Founded by Plank, Frans
Editor-in-Chief: Koptjevskaja-Tamm, Maria
3 Issues per year
IMPACT FACTOR 2016: 0.304
CiteScore 2016: 0.53
SCImago Journal Rank (SJR) 2016: 0.629
Source Normalized Impact per Paper (SNIP) 2016: 1.234
Largely through the efforts of Scott DeLancey the grammatical category “mirative” has gained currency in linguistics. DeLancey bases his elaboration of this category on a misunderstanding of the semantics of ḥdug in “Lhasa” Tibetan. Rather than showing “surprising information”, linguists working on Tibetan have long described ḥdug as a sensory evidential. Much of the evidence DeLancey and Aikhenvald present for mirativity in other languages is also susceptible to explanation in terms of sensory evidence or appears close to Lazard's “mediative” (1999) or Johanson's “indirective” (2000). Until an independent grammatical category for “new information” is described in a way which precludes analysis in terms of sensory evidence or other well established evidential categories, mirativity should be excluded from the descriptive arsenal of linguistic analysis.

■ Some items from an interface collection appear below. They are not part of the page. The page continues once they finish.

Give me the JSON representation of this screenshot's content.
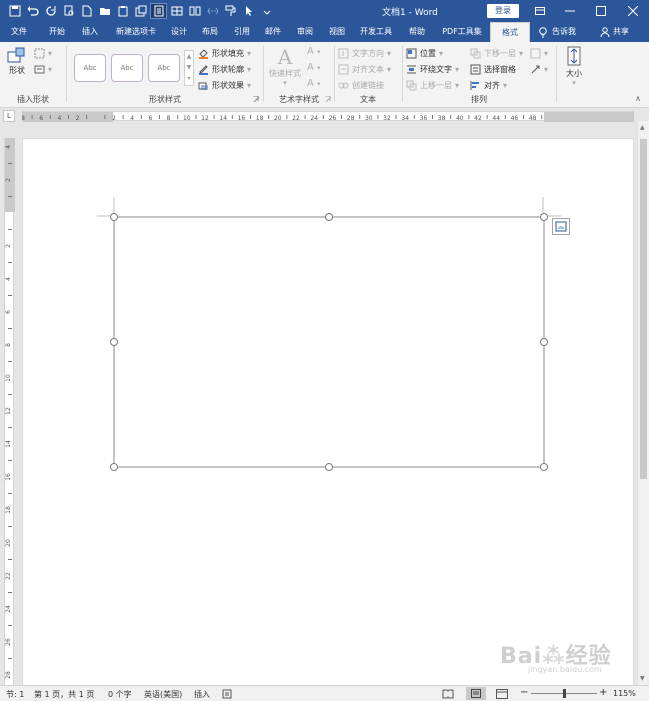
{
  "title": {
    "doc_title": "文档1 - Word",
    "login_label": "登录"
  },
  "qat_icons": [
    "save-icon",
    "undo-icon",
    "redo-icon",
    "print-preview-icon",
    "new-icon",
    "open-icon",
    "paste-special-icon",
    "save-as-icon",
    "read-mode-icon",
    "draw-table-icon",
    "columns-icon",
    "page-break-icon",
    "format-painter-icon",
    "select-icon",
    "customize-icon"
  ],
  "tabs": [
    "文件",
    "开始",
    "插入",
    "新建选项卡",
    "设计",
    "布局",
    "引用",
    "邮件",
    "审阅",
    "视图",
    "开发工具",
    "帮助",
    "PDF工具集",
    "格式"
  ],
  "active_tab": "格式",
  "tell_me": "告诉我",
  "share": "共享",
  "ribbon": {
    "insert_shape": {
      "shape_label": "形状",
      "group": "插入形状"
    },
    "shape_styles": {
      "abc": [
        "Abc",
        "Abc",
        "Abc"
      ],
      "fill": "形状填充",
      "outline": "形状轮廓",
      "effects": "形状效果",
      "group": "形状样式"
    },
    "wordart": {
      "quick": "快速样式",
      "group": "艺术字样式"
    },
    "text": {
      "direction": "文字方向",
      "align": "对齐文本",
      "link": "创建链接",
      "group": "文本"
    },
    "arrange": {
      "position": "位置",
      "wrap": "环绕文字",
      "forward": "上移一层",
      "backward": "下移一层",
      "pane": "选择窗格",
      "align": "对齐",
      "group": "排列"
    },
    "size": {
      "label": "大小"
    }
  },
  "ruler": {
    "corner": "L",
    "h_labels": [
      "8",
      "6",
      "4",
      "2",
      "",
      "2",
      "4",
      "6",
      "8",
      "10",
      "12",
      "14",
      "16",
      "18",
      "20",
      "22",
      "24",
      "26",
      "28",
      "30",
      "32",
      "34",
      "36",
      "38",
      "40",
      "42",
      "44",
      "46",
      "48"
    ],
    "v_labels": [
      "4",
      "2",
      "",
      "2",
      "4",
      "6",
      "8",
      "10",
      "12",
      "14",
      "16",
      "18",
      "20",
      "22",
      "24",
      "26",
      "28"
    ]
  },
  "status": {
    "section": "节: 1",
    "page": "第 1 页，共 1 页",
    "words": "0 个字",
    "lang": "英语(美国)",
    "mode": "插入",
    "zoom": "115%"
  },
  "watermark": {
    "text": "Bai 经验",
    "url": "jingyan.baidu.com"
  },
  "colors": {
    "accent": "#2b579a",
    "handle": "#7a7a7a"
  }
}
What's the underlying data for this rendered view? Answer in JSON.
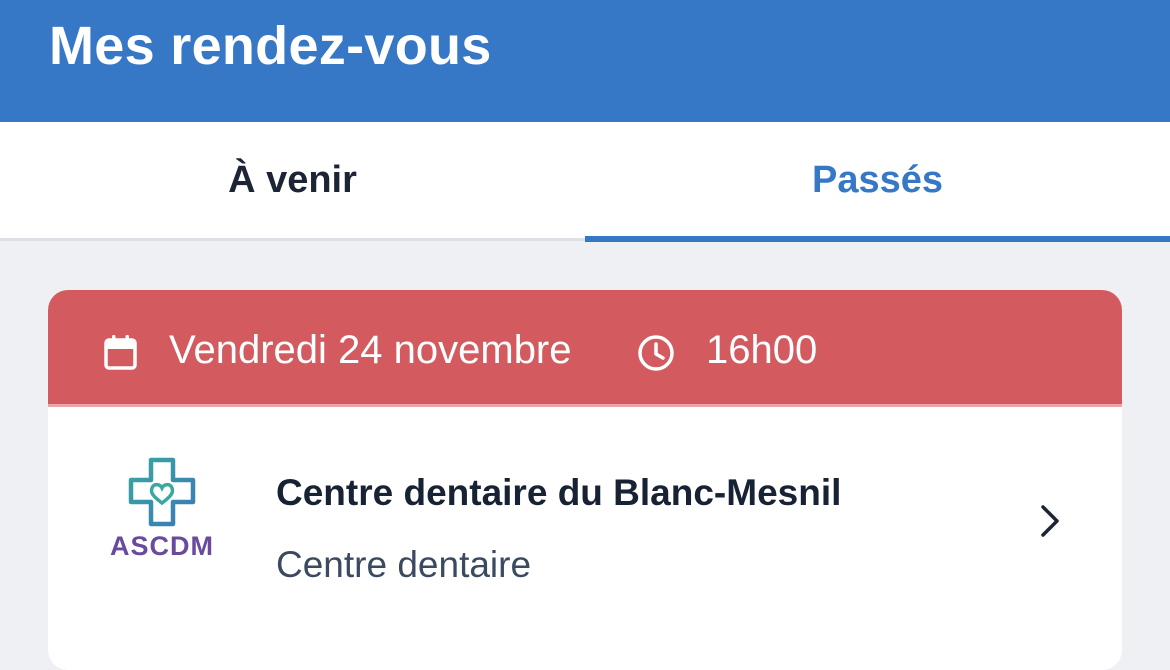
{
  "header": {
    "title": "Mes rendez-vous"
  },
  "tabs": [
    {
      "label": "À venir",
      "active": false
    },
    {
      "label": "Passés",
      "active": true
    }
  ],
  "appointment": {
    "date": "Vendredi 24 novembre",
    "time": "16h00",
    "center_name": "Centre dentaire du Blanc-Mesnil",
    "center_type": "Centre dentaire",
    "logo_text": "ASCDM",
    "status_color": "#d35b60"
  },
  "colors": {
    "primary": "#3678c6",
    "background": "#eef0f4",
    "card_header": "#d35b60"
  },
  "icons": {
    "date": "calendar-icon",
    "time": "clock-icon",
    "open": "chevron-right-icon"
  }
}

Here you can find all Crossref-listed publications in which this article is cited. If you would like to receive automatic email messages as soon as this article is cited in other publications, simply activate the “Citation Alert” on the top of this page.